**Problem to solve:**
Scan the records for lines with the string "venues". Say how many there are, and add nothing.

**Given records:**
+++

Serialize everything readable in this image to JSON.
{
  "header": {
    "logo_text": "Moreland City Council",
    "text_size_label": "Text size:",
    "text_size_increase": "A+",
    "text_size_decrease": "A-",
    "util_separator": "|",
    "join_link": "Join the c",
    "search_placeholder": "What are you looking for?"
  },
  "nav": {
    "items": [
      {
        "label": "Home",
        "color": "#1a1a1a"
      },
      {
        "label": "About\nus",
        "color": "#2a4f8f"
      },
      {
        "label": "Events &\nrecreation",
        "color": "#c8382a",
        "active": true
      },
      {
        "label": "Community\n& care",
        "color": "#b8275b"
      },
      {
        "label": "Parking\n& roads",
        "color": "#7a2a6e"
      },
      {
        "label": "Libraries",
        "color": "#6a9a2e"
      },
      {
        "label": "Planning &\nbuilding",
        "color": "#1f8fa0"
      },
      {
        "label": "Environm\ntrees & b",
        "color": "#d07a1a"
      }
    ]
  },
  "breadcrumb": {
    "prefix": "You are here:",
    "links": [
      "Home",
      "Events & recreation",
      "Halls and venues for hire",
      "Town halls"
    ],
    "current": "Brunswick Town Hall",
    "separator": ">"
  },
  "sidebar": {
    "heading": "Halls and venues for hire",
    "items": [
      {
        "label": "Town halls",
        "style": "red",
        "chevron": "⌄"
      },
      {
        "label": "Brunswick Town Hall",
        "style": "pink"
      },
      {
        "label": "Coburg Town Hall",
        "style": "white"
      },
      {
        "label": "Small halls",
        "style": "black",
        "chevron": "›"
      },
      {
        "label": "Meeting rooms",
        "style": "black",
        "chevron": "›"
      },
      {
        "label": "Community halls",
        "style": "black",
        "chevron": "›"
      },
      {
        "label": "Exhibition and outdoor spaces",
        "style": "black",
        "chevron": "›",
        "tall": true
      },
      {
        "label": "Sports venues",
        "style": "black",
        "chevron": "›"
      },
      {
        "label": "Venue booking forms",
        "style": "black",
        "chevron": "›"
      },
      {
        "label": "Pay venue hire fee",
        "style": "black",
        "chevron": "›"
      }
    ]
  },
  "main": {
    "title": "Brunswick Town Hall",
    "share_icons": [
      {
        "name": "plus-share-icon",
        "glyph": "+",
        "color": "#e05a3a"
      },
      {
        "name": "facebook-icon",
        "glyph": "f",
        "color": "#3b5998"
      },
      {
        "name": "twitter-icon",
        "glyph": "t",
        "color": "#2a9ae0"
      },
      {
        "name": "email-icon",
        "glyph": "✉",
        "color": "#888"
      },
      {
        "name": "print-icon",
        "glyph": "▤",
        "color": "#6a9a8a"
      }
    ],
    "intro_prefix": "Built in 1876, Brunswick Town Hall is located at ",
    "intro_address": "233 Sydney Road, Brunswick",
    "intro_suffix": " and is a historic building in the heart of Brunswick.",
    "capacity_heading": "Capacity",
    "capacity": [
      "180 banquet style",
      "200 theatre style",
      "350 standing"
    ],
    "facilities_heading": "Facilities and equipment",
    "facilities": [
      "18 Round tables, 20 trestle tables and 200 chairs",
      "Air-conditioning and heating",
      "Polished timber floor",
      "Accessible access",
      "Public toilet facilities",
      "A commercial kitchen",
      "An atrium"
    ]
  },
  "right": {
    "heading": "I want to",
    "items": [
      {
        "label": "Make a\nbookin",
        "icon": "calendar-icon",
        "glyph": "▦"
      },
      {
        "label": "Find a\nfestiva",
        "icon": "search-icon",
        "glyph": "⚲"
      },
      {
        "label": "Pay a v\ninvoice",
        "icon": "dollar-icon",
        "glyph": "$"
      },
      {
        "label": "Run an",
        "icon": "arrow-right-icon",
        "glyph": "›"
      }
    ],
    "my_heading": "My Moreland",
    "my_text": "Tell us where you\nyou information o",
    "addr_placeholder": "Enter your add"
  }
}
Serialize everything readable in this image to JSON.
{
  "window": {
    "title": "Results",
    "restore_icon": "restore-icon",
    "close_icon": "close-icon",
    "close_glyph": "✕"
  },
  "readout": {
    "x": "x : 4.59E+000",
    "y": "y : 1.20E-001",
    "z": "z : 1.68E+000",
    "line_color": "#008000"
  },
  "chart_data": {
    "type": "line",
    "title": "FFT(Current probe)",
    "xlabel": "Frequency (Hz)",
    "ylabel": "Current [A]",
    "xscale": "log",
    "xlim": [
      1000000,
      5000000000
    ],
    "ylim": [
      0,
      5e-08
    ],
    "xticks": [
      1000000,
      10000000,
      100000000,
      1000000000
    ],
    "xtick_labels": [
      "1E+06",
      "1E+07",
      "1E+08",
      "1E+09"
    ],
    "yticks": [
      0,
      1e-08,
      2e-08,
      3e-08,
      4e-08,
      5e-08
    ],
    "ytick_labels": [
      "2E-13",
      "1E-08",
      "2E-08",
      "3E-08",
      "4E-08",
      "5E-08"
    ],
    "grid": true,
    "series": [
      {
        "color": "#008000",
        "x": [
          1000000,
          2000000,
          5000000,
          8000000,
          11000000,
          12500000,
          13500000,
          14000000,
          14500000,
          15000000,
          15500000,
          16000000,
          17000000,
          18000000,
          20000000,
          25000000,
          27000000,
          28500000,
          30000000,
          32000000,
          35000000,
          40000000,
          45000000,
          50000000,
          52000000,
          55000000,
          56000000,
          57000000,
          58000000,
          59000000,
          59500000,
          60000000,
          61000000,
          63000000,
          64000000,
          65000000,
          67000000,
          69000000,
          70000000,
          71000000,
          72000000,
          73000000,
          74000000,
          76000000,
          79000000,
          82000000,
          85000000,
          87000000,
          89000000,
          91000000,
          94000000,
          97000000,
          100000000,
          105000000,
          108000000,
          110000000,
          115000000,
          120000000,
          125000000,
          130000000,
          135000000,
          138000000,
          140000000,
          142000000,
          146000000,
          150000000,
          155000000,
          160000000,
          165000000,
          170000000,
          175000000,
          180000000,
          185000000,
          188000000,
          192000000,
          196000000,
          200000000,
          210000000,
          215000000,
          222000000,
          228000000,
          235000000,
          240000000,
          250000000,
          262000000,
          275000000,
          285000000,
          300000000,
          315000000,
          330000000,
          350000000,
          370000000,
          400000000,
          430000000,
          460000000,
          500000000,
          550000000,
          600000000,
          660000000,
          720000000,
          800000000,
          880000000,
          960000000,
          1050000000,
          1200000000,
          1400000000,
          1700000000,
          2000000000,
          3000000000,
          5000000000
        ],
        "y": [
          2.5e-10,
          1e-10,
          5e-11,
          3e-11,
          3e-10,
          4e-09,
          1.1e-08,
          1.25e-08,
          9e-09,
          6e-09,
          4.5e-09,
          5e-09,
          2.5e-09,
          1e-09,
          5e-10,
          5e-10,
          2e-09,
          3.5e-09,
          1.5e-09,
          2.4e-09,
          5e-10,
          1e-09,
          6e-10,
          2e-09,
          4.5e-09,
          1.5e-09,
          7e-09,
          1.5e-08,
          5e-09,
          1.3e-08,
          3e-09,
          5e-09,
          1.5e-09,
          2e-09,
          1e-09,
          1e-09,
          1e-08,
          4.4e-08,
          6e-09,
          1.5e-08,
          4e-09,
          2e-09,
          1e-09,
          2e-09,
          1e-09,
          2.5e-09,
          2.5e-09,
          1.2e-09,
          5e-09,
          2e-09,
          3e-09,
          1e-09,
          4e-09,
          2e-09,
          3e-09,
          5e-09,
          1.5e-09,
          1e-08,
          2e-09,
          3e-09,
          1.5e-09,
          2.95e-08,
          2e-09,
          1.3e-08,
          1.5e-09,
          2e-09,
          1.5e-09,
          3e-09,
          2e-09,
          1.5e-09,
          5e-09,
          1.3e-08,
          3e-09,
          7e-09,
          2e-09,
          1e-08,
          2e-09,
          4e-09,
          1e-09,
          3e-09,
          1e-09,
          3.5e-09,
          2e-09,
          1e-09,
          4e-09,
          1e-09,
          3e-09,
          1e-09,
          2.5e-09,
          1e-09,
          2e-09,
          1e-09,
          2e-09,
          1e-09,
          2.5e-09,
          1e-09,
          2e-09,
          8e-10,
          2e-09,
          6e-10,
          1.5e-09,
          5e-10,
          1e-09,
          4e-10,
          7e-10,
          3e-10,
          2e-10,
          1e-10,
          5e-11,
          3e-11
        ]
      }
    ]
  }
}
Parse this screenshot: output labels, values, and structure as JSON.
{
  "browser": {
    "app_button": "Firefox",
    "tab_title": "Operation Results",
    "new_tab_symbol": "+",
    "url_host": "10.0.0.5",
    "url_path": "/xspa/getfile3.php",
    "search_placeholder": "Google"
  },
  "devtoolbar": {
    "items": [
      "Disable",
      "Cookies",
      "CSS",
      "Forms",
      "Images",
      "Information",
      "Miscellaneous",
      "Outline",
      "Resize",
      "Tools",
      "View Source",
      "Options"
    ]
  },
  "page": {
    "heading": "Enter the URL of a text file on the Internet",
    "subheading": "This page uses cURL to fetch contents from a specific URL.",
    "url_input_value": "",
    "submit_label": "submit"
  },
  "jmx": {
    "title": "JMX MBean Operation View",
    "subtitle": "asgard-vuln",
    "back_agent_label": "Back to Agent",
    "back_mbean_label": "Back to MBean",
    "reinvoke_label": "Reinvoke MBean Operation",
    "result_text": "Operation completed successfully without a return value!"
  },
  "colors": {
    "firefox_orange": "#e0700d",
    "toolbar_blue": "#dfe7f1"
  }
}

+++

**Exercise response:**
3